Prospective subcohort study.
To determine whether preoperative presence of degenerative spondylolisthesis worsens the outcome of patients undergoing unilateral laminotomy with bilateral decompression for lumbar stenosis.
The standard surgical treatment for degenerative spondylolisthesis with lumbar stenosis is lumbar fusion after standard laminectomy. Although this strategy is widely adopted, it is not supported by class I evidence. This strategy assumes that degenerative spondylolisthesis worsens the outcome of laminectomy by causing postoperative instability. However, instability may be reduced or prevented by the use of less invasive decompression techniques.
To test the hypothesis that preoperative degenerative spondylolisthesis worsens the outcome of less invasive lumbar decompression, we performed a prospective cohort study of 165 consecutive patients who underwent unilateral laminotomy with bilateral decompression at our institution. The patients were prospectively followed with a standardized questionnaire, 36-Item Short Form Health Survey, and standing lumbar radiographs for a maximum follow-up period of 5 years. According to the presence or absence of degenerative spondylolisthesis, the patients were divided into 2 groups: an olisthesis group and a nonolisthesis group.
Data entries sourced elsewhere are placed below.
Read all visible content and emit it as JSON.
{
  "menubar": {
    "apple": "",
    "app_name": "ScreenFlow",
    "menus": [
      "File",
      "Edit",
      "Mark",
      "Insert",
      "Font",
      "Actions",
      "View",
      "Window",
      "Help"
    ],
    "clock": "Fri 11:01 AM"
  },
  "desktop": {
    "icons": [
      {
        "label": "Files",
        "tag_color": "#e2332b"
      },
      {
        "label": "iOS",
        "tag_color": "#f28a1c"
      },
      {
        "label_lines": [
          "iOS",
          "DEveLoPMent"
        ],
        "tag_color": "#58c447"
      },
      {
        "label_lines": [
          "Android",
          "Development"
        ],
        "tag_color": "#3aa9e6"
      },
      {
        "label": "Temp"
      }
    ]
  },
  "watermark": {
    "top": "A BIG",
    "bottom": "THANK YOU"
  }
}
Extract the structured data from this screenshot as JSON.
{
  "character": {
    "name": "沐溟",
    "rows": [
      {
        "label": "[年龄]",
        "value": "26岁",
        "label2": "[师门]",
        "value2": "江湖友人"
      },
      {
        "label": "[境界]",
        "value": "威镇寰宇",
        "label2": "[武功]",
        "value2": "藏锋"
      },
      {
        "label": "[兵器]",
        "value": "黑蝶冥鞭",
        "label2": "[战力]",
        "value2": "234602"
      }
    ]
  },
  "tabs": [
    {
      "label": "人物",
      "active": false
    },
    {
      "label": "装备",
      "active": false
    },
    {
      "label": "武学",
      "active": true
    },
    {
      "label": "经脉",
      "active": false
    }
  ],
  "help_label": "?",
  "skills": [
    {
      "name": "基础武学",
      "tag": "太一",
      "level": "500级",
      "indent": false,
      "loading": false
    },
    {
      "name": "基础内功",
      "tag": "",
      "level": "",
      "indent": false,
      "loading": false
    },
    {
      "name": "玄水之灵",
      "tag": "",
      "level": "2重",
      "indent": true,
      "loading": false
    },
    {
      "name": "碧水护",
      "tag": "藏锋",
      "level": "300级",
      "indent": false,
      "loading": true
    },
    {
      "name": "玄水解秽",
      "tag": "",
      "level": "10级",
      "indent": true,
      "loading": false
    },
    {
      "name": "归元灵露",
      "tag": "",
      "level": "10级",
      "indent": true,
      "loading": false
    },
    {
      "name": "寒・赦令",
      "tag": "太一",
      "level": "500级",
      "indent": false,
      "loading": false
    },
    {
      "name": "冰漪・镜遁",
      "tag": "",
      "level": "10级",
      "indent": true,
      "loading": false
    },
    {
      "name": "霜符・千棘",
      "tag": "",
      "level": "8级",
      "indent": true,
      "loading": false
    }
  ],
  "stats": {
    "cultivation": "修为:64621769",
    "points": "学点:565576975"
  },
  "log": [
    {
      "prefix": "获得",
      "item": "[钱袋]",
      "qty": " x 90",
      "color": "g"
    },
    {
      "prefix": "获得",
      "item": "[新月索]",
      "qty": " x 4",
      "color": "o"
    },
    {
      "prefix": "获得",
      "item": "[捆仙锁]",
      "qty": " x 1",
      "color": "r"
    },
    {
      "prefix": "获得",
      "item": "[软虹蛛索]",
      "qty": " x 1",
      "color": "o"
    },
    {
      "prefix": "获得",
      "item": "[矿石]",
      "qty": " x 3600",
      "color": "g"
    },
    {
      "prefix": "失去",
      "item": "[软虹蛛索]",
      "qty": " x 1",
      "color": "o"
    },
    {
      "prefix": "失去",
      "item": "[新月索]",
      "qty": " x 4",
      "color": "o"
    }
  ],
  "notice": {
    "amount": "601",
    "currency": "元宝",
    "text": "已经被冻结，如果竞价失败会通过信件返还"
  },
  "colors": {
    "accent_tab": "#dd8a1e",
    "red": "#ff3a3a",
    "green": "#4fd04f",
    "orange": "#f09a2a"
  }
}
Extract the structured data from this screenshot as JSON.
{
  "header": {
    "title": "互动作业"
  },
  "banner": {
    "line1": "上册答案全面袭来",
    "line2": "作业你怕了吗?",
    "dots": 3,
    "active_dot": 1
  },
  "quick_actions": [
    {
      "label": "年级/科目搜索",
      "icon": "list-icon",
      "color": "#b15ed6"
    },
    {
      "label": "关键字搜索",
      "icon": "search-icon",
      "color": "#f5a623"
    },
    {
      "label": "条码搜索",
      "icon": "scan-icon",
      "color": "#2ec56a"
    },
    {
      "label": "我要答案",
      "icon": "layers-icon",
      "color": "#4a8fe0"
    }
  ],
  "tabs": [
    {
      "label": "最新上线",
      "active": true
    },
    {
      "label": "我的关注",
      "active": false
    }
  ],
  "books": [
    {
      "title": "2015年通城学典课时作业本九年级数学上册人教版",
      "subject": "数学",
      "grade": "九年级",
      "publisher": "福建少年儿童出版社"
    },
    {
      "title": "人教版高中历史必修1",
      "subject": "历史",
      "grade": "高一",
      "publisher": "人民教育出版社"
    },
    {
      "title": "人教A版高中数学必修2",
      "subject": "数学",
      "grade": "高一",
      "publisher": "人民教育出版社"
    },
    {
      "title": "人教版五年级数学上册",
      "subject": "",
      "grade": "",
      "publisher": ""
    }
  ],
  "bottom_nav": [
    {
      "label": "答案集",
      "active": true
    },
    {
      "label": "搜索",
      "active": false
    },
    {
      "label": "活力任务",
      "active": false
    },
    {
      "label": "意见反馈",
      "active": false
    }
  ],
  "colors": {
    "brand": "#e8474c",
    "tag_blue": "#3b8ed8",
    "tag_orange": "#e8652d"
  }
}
The average 36-Item Short Form Health Survey physical score and bodily pain score improved substantially immediately after surgery. This improvement was maintained up to 5 years postoperatively. Progression of slippage was uncommon in both groups, with an overall incidence of 8% at 5 years of follow-up. There was no significant difference in the average physical score, the bodily pain score, or the rate of progression of slippage between the olisthesis and nonolisthesis groups.
Our study thus indicates that preoperative degenerative spondylolisthesis does not worsen the outcome of patients with lumbar stenosis undergoing unilateral laminotomy with bilateral decompression. These results suggest that lumbar fusion is often unnecessary in patients with degenerative spondylolisthesis and lumbar stenosis if the posterior decompression technique is unilateral laminotomy with bilateral decompression.
Level of Evidence: 2
This prospective subcohort study examined how degenerative spondylolisthesis affects the outcome of patients undergoing unilateral laminotomy with bilateral decompression for lumbar stenosis. The outcome was virtually the same between those patients with and without spondylolisthesis. These results may suggest that lumbar fusion is rarely needed for degenerative spondylolisthesis.
From the Department of Neurosurgery, Saitama Medical Center, Saitama Medical University, Kawagoe, Saitama, Japan.
Address correspondence and reprint requests to Han Soo Chang, MD, Department of Neurosurgery, Saitama Medical Center, Saitama Medical University, 1981 Tsujimichi, Kamoda, Kawagoe, Saitama, Japan 350-8550; E-mail: email@example.com
Acknowledgment date: August 6, 2013. First revision date: November 8, 2013. Second revision date: November 25, 2013. Acceptance date: November 26, 2013.
The manuscript submitted does not contain information about medical device(s)/drug(s).
No funds were received in support of this work.
No relevant financial activities outside the submitted work.